> **Task requirements**
Please say how many lines in the records below contain the word "this". Give the number and nothing more.

---------- Source information

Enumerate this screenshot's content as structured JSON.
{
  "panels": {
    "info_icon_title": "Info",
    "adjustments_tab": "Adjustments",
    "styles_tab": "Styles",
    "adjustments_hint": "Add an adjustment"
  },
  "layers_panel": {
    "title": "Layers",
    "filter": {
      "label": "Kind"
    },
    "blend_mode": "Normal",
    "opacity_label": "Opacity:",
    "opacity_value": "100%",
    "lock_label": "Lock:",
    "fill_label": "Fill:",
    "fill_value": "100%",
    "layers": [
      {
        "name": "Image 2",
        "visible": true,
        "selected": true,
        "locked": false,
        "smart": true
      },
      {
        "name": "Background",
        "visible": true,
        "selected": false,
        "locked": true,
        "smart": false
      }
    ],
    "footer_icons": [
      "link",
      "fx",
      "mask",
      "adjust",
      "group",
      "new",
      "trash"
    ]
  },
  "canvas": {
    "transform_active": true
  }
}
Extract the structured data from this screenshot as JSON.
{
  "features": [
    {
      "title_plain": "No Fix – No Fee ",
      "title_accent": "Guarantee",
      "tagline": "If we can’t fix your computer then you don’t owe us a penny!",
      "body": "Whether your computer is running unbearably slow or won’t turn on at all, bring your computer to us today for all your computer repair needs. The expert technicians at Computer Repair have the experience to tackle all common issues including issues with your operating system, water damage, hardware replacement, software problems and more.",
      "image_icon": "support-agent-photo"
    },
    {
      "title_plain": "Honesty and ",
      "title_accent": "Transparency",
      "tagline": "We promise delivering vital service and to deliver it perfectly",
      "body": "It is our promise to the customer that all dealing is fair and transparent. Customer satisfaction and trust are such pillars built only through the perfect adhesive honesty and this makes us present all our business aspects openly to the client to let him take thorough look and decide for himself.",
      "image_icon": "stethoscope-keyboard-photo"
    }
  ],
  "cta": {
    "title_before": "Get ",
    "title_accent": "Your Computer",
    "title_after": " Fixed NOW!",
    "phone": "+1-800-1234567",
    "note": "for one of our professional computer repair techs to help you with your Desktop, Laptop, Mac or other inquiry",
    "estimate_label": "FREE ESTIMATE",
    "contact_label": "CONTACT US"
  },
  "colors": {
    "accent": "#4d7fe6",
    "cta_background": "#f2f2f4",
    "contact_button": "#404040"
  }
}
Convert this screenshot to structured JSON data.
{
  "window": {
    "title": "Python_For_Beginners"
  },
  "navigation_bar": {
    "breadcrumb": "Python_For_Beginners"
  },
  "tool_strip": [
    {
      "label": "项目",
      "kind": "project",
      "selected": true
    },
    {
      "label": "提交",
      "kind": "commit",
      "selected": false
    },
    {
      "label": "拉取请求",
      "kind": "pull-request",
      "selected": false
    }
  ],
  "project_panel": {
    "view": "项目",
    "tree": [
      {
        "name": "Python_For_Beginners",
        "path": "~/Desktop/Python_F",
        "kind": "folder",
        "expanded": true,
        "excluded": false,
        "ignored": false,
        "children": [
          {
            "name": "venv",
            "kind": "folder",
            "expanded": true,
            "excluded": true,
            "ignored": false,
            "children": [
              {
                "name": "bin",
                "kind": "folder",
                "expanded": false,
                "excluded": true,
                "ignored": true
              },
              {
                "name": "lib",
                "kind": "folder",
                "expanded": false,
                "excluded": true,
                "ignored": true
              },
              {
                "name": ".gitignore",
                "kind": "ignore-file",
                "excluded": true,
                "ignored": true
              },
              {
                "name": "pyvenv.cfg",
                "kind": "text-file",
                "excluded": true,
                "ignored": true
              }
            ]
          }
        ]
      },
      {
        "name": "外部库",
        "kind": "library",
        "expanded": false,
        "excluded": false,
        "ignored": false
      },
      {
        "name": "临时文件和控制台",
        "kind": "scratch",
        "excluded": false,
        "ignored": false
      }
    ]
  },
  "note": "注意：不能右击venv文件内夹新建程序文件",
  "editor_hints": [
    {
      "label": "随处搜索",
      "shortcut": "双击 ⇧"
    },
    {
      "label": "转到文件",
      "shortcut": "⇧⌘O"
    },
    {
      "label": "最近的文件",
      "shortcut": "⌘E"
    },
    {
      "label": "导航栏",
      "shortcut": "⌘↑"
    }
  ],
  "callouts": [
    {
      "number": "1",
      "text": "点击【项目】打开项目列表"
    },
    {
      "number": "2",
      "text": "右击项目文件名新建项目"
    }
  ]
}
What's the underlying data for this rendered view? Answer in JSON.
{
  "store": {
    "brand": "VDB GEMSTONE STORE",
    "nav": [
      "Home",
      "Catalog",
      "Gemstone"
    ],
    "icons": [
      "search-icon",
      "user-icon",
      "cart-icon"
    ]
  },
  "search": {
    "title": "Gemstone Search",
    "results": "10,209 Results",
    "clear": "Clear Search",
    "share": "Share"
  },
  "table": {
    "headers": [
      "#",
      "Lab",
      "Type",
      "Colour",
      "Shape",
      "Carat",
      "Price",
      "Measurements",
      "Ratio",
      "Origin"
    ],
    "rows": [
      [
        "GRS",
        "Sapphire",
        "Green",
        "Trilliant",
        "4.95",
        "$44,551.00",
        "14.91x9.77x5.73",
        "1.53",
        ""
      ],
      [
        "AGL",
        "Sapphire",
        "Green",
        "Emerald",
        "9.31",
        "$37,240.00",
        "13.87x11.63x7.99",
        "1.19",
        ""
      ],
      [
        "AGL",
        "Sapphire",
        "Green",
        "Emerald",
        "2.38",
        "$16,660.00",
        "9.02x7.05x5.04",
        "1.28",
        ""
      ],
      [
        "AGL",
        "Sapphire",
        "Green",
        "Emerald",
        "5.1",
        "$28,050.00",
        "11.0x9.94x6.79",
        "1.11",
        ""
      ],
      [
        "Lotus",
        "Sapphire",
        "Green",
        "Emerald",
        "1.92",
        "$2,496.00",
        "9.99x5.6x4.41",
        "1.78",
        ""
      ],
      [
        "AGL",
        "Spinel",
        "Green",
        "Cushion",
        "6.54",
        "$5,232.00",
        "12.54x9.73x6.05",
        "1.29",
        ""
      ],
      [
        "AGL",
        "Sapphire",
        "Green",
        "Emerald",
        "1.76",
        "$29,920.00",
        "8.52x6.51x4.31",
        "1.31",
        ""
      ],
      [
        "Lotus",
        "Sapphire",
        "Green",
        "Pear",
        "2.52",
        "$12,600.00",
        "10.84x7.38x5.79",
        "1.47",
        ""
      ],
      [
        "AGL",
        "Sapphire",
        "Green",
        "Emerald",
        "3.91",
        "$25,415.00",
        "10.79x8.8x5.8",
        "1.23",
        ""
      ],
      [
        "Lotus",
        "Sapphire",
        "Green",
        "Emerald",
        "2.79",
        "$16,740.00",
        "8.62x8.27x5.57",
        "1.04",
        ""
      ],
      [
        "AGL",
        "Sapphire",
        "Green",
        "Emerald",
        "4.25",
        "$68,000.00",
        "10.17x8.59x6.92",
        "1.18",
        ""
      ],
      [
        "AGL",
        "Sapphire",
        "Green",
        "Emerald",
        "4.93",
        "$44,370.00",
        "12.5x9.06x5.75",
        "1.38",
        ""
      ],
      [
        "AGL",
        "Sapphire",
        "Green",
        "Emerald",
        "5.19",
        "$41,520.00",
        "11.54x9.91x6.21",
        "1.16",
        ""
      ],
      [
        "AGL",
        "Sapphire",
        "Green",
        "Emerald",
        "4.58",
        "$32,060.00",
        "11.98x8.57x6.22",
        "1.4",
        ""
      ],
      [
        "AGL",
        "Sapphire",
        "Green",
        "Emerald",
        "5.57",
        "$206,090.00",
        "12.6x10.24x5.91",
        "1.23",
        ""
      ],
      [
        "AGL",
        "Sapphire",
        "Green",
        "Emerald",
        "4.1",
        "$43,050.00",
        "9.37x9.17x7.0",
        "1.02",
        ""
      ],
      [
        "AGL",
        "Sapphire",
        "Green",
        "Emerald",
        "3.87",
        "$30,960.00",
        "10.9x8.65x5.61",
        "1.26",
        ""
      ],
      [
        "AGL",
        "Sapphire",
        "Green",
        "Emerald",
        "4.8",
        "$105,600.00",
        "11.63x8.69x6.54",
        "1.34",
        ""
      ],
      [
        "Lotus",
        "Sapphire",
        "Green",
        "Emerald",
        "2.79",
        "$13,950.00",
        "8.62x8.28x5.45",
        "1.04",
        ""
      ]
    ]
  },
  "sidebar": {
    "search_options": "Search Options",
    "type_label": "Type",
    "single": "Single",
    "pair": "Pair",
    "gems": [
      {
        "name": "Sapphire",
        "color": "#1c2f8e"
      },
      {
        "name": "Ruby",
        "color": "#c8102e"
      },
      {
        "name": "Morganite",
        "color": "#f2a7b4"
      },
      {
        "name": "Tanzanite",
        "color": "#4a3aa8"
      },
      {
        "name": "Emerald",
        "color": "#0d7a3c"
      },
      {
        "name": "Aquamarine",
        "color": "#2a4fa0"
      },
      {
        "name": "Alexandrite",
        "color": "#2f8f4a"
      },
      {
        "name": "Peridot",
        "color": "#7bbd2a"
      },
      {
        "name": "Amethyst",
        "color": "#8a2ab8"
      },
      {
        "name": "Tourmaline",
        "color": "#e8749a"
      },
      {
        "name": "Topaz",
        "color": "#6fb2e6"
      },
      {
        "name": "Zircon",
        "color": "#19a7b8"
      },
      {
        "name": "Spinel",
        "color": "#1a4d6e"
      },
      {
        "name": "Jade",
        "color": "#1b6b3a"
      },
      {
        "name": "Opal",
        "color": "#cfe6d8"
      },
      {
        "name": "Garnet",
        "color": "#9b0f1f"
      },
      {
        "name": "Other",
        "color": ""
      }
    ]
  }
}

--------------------

> **Written answer**
5